By Alex Stevenson
The upcoming equality bill will make the British National party's (BNP) membership criteria illegal, Harriet Harman has confirmed.
Speaking during business questions opposite Alan Duncan, Ms Harman responded to concerns about the election of two BNP MEPs last week in the European elections.
Ms Harman said she was "shocked and horrified" by their success but went on to say its constitution - which bars non-whites from membership - would become illegal once the equality bill was passed.
"There is no place for a political party in this country to have an apartheid constitution and the equality bill will prevent this from being the case," she said.
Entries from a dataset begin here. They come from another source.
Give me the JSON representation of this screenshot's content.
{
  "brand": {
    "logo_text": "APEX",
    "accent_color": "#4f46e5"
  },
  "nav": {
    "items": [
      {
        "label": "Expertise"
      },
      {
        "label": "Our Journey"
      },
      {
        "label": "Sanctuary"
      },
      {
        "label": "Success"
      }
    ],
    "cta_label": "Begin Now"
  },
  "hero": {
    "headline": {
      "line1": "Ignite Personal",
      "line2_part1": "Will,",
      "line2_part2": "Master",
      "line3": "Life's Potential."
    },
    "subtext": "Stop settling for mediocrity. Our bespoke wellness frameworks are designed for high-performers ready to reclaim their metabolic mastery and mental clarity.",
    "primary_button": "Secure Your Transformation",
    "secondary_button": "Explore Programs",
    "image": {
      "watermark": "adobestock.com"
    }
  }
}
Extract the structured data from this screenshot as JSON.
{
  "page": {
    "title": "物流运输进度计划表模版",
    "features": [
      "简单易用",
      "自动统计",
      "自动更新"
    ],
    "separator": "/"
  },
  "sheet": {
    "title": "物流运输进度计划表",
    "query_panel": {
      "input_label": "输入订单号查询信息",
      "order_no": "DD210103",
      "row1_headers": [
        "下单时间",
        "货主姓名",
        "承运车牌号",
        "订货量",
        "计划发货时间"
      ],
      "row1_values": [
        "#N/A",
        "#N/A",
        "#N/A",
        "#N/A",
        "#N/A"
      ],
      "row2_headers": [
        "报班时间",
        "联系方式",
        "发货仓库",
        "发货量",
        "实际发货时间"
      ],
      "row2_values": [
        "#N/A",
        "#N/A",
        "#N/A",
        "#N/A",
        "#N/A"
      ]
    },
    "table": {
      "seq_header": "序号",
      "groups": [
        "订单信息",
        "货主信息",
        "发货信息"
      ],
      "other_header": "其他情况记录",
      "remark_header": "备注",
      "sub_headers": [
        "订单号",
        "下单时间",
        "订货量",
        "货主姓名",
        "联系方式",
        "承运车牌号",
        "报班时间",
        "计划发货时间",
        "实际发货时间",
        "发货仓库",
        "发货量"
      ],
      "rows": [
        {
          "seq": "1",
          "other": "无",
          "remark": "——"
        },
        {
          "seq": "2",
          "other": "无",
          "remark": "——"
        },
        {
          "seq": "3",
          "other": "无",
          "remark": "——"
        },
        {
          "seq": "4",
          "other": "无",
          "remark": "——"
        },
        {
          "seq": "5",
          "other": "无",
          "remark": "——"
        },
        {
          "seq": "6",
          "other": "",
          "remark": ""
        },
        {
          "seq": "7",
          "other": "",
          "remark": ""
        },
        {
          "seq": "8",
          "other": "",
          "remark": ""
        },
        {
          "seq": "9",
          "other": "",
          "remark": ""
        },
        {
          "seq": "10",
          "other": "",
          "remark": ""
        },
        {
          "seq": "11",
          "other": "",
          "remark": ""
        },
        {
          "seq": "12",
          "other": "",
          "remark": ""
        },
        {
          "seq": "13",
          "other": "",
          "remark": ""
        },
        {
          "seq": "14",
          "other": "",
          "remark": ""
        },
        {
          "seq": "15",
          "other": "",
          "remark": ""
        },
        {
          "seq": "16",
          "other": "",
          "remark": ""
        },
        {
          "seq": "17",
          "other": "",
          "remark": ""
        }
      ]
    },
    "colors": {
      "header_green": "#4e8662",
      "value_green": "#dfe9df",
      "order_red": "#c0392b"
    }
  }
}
Andrew Brons and party leader Nick Griffin were elected as MEPs for the Yorkshire and the Humber and north-west regions with 9.8 per cent and eight per cent respectively in European elections held last week.
Later in the session a Conservative MP suggested to Ms Harman the reason voters in these two "great regions" had turned to the BNP was because of widespread frustration with mainstream parties' ability to deal with the issues of the day.
Ms Harman said that "throughout history" when there had been fear for people's jobs and standards of living "that always provides opportunities for stirring up of apprehension and fear by far-right parties".
She added: "There is no place in British national life and democracy for a party that excludes people on the basis of the colour of their skin".
Ms Harman has a strong record on equality issues and is currently minister for women, beyond her roles as deputy Labour leader and leader of the House.
The equality bill consolidates all the UK's disparate equality laws into one piece of legislation, including laws related to the provision of goods and services, although it is unclear if it will be these sections which affect the party.
A BNP spokesman told politics.co.uk that the move showed "a certain level of desperation" on the part of the government.
"They've never taken this approach to us before. Now we've won they're suddenly talking about changing the voting system and now taking some sort of legal course with our constitution," John Walker said.
"This government have the audacity after their shambolic showing with the poll results that their parties received. to try and change the voting system when they have no mandate from the British people whatsoever."
He suggested the party may put forward some legal arguments to combat the government's proposals and added: "These people would obviously by their actions like to see us shut down."
In June 4th's European elections, won by the Conservatives, Labour came third overall with 15.7 per cent of the overall vote. The BNP were sixth with 6.2 per cent.